  • Small decisions can have big long-term implications and impact.  Many of those “small decisions” start with a whim and develop into life changes.
  • Big decisions that turned out to be questionable can in fact be course-corrected for the better.
  • We are a funny bunch.   Our collective sense of humor has only gotten better over the years and  probably has served us well in life.
  • In spite of the very different paths we each have taken over the years we are a relatively homogenous group, sharing the same values, stories and friendship.
  • Fifty three years is a long time not to see someone you like to be with.
  • We have accomplished much, yet retain modest egos.
  • We received a damn good education at our school. The Liberal Arts degree (that some of us initially did not know how to turn into jobs) gave us a wonderful foundation for a wide variety of challenges.
  • It seems like we are all happy with the way things turned out and are content. Those of us who have retired seem to enjoy being irrelevant compared with the stress of running businesses, practices and careers.   Those of us still working have figured out both what we like to do and a way to get paid to do it.
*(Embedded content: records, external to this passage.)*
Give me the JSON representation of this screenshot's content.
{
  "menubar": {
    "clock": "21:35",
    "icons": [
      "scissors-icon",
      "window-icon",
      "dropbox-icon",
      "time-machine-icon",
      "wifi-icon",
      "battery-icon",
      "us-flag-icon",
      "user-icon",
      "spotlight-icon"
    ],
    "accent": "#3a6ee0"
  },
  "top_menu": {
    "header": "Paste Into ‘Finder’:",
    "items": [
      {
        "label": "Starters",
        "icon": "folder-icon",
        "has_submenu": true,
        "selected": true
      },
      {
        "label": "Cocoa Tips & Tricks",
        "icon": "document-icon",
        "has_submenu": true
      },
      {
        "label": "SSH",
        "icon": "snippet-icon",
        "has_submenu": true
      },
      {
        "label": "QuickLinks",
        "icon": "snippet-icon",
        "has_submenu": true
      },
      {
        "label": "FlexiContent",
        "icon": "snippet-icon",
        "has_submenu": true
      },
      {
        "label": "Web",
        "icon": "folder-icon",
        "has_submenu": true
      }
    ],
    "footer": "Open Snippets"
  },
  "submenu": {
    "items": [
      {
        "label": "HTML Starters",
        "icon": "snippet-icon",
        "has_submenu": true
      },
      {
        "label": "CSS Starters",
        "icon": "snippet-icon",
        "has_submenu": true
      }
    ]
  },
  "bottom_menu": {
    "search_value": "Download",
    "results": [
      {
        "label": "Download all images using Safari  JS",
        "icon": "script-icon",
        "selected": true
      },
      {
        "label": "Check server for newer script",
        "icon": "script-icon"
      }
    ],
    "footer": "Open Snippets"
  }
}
  • We have all “manned up” and dealt with the curve balls life sends us all.

Image credit: The Complete Pitcher